So, what verse does God’s Little Instruction Book have for us today? It’s none other than Proverbs 16:32, “He who is slow to anger is better than the mighty, and he who rules his spirit, than he who captures a city.” And this is one verse where taking a bird’s-eye view of its context will not lend us any particular insight into its meaning. There do exist passages in Proverbs which are not simply successions of maxims and wise sayings, but chapter 16 is not one of them.
Good news, everyone. You remember Thursday’s tangent of identifying various Asaphs and not really talking about thankfulness at all? Today that tangent pays off. What a serendipitous development!
Nehemiah picks up where Ezra left off with the restoration of Jerusalem following the Babylonian Exile. It primarily concerns the rebuilding of Jerusalem’s wall, and it contains a few instances of the word “thanks” near the end, so let’s take a look and see what we can learn about thankfulness.
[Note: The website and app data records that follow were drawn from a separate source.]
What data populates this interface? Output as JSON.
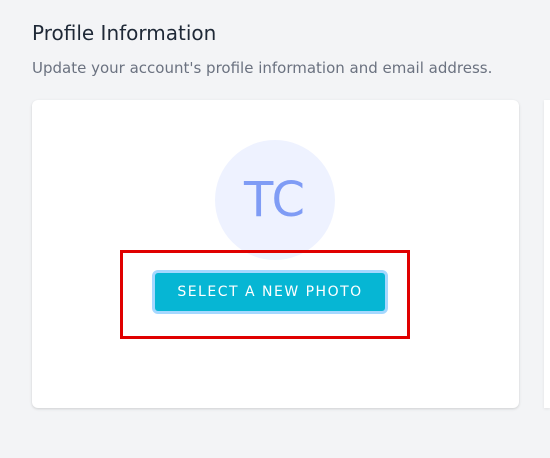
{
  "section": {
    "title": "Profile Information",
    "description": "Update your account's profile information and email address."
  },
  "profile": {
    "avatar_initials": "TC",
    "select_photo_label": "SELECT A NEW PHOTO"
  },
  "colors": {
    "button_bg": "#06b6d4",
    "avatar_bg": "#eef2ff",
    "avatar_text": "#7f9cf5",
    "highlight": "#e00000"
  }
}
Welcome back to Isaiah 56. Yesterday, I found plenty to say about the first verse alone (and, for that matter, the exigencies of drafting a blog post in the Chicago O’Hare Airport without a laptop). Today we’re digging into the meat of the chapter, which concerns foreigners and eunuchs and how they relate to Israel, God’s chosen people. The Sabbath, as we’ve seen, is also an important element, so let’s check it out.
Nehemiah is a book about restoration. Not only do Nehemiah and his crew restore the broken-down walls of Jerusalem, they restore the city culturally, and this includes the restoration of Sabbath practices. Perhaps I should say Sabbath non-practices, as Sabbath means stopping the work. But you know what I mean.